**Problem requirements**
Could you filter the records below down to the lines that include the word "PLANTAS"?

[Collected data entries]
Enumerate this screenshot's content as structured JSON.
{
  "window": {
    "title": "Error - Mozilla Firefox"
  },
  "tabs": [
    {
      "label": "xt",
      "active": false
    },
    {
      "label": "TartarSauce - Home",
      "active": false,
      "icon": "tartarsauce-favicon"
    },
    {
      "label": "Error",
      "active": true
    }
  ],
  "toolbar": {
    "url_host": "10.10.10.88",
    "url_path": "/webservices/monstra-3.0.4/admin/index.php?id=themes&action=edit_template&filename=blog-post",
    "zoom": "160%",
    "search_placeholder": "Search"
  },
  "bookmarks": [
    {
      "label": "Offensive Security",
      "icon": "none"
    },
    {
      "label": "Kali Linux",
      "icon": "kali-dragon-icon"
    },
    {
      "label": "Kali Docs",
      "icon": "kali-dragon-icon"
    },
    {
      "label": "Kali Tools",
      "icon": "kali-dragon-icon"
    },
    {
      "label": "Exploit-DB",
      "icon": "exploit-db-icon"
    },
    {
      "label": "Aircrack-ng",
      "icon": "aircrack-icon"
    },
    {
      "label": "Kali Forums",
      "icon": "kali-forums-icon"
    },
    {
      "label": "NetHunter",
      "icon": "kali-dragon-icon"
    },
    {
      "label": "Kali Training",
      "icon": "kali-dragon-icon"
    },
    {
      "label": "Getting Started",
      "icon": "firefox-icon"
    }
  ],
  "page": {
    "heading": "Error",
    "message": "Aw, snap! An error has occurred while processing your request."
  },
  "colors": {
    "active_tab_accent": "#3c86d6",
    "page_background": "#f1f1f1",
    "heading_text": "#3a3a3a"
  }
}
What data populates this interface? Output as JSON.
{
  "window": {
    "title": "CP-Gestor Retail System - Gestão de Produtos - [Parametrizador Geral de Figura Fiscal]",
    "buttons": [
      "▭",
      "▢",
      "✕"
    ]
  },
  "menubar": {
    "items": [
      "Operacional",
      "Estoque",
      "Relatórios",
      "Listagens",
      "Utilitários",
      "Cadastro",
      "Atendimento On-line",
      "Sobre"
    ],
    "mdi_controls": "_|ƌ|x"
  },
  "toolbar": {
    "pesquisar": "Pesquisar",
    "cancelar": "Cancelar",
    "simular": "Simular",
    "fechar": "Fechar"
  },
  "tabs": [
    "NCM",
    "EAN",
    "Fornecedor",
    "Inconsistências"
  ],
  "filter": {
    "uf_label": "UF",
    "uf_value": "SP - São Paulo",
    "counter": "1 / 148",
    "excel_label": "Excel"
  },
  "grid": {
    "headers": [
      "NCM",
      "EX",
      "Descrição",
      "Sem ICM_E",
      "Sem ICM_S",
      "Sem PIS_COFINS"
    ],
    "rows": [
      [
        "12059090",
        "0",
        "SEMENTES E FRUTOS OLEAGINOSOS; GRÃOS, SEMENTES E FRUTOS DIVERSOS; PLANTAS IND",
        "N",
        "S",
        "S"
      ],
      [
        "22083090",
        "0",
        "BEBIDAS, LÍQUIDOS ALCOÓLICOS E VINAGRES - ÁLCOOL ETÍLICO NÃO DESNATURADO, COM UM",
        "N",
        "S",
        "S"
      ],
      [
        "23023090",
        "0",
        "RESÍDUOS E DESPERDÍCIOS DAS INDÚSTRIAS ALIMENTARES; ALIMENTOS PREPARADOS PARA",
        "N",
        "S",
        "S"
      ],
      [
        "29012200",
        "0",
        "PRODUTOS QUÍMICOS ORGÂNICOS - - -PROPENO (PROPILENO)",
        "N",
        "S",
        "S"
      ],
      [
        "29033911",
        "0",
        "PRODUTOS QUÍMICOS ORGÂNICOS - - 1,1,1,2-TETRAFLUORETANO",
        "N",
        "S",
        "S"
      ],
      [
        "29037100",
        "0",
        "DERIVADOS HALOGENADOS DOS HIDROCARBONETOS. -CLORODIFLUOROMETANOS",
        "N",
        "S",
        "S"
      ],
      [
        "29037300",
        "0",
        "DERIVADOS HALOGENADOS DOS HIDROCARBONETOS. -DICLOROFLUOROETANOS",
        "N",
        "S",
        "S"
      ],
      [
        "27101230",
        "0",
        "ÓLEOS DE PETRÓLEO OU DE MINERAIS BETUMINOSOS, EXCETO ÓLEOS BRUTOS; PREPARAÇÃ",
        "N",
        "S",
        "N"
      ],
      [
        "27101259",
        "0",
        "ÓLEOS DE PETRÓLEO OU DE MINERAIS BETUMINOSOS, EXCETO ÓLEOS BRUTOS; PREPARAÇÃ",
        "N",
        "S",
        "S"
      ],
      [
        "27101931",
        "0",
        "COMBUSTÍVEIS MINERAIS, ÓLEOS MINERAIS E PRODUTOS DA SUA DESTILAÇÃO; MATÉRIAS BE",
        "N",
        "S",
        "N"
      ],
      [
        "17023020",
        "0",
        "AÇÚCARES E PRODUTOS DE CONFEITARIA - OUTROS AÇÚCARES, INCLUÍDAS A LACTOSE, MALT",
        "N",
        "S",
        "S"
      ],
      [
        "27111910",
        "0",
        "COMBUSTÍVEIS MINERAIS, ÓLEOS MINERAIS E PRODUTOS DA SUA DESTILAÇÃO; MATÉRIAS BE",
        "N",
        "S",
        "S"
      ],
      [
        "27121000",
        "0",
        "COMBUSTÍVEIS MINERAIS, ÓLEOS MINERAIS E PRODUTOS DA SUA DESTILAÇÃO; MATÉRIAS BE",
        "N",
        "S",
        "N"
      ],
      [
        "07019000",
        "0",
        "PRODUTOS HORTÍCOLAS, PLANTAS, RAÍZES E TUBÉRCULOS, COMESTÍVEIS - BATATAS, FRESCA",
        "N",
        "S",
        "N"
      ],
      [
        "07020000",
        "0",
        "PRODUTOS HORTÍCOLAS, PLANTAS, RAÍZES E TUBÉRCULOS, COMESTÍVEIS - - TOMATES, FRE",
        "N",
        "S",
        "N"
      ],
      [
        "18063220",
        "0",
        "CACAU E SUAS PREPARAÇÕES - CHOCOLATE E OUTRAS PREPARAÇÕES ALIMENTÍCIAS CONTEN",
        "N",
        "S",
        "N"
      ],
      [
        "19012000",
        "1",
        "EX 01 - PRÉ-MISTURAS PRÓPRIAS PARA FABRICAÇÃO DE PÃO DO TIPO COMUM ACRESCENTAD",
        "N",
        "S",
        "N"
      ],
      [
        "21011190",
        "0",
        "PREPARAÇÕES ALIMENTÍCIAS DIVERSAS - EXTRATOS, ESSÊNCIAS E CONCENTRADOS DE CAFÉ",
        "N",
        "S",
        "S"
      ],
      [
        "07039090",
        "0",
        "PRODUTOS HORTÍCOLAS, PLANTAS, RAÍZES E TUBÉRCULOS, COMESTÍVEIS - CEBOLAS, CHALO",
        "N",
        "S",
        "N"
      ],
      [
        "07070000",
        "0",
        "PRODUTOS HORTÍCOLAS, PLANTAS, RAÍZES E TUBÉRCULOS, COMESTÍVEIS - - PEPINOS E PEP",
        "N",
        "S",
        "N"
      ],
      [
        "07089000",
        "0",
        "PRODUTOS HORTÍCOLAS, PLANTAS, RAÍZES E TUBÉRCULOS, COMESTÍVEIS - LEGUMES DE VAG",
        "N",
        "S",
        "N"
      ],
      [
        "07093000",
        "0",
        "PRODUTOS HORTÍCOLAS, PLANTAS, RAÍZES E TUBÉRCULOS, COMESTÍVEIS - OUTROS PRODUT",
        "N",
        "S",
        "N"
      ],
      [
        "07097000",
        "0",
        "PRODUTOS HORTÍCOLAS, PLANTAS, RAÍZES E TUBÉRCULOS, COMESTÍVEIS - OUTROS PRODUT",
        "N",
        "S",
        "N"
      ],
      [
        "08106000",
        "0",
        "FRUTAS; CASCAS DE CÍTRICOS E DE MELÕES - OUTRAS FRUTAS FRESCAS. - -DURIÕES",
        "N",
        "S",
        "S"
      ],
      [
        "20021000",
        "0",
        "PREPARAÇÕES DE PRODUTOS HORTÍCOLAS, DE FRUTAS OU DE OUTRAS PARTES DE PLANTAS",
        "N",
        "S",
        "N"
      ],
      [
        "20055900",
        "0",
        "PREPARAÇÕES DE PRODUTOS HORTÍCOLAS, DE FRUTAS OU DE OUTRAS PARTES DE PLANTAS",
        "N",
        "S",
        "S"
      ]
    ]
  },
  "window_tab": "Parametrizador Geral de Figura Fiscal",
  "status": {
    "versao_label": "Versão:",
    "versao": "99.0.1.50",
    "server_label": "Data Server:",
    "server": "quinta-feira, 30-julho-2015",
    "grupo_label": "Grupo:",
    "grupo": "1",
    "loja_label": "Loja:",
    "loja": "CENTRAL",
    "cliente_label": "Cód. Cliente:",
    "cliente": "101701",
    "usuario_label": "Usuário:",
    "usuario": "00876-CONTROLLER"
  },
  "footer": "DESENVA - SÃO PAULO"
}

**Solution**
        "SEMENTES E FRUTOS OLEAGINOSOS; GRÃOS, SEMENTES E FRUTOS DIVERSOS; PLANTAS IND",
        "PRODUTOS HORTÍCOLAS, PLANTAS, RAÍZES E TUBÉRCULOS, COMESTÍVEIS - BATATAS, FRESCA",
        "PRODUTOS HORTÍCOLAS, PLANTAS, RAÍZES E TUBÉRCULOS, COMESTÍVEIS - - TOMATES, FRE",
        "PRODUTOS HORTÍCOLAS, PLANTAS, RAÍZES E TUBÉRCULOS, COMESTÍVEIS - CEBOLAS, CHALO",
        "PRODUTOS HORTÍCOLAS, PLANTAS, RAÍZES E TUBÉRCULOS, COMESTÍVEIS - - PEPINOS E PEP",
        "PRODUTOS HORTÍCOLAS, PLANTAS, RAÍZES E TUBÉRCULOS, COMESTÍVEIS - LEGUMES DE VAG",
        "PRODUTOS HORTÍCOLAS, PLANTAS, RAÍZES E TUBÉRCULOS, COMESTÍVEIS - OUTROS PRODUT",
        "PRODUTOS HORTÍCOLAS, PLANTAS, RAÍZES E TUBÉRCULOS, COMESTÍVEIS - OUTROS PRODUT",
        "PREPARAÇÕES DE PRODUTOS HORTÍCOLAS, DE FRUTAS OU DE OUTRAS PARTES DE PLANTAS",
        "PREPARAÇÕES DE PRODUTOS HORTÍCOLAS, DE FRUTAS OU DE OUTRAS PARTES DE PLANTAS",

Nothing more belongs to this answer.